» Try it
Looking at the material below, count the lines that contain "Photoshop" and answer with the count only.

» Available data
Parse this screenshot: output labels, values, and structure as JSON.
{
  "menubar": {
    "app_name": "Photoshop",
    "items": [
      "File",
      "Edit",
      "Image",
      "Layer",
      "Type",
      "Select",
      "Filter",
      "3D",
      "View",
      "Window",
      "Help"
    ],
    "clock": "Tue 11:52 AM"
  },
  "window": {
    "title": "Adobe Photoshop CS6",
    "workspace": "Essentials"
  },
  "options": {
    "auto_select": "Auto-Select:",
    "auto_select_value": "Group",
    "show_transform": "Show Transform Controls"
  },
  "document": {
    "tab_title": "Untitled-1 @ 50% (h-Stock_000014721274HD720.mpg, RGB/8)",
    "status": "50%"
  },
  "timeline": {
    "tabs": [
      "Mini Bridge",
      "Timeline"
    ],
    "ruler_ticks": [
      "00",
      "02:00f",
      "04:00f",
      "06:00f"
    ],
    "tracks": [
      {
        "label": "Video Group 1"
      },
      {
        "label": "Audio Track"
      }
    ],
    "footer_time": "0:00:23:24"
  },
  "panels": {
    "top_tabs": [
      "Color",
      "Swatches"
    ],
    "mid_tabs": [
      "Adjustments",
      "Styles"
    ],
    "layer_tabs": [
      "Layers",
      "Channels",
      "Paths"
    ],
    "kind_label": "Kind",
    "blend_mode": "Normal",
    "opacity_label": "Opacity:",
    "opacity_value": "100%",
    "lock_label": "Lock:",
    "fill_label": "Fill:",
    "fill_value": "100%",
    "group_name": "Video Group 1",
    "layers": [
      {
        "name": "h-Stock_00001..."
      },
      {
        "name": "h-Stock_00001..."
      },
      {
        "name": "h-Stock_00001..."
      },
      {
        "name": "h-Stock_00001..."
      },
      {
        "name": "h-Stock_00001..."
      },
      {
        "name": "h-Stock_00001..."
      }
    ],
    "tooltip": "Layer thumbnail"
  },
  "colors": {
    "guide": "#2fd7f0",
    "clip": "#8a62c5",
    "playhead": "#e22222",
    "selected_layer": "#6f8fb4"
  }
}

» Output
2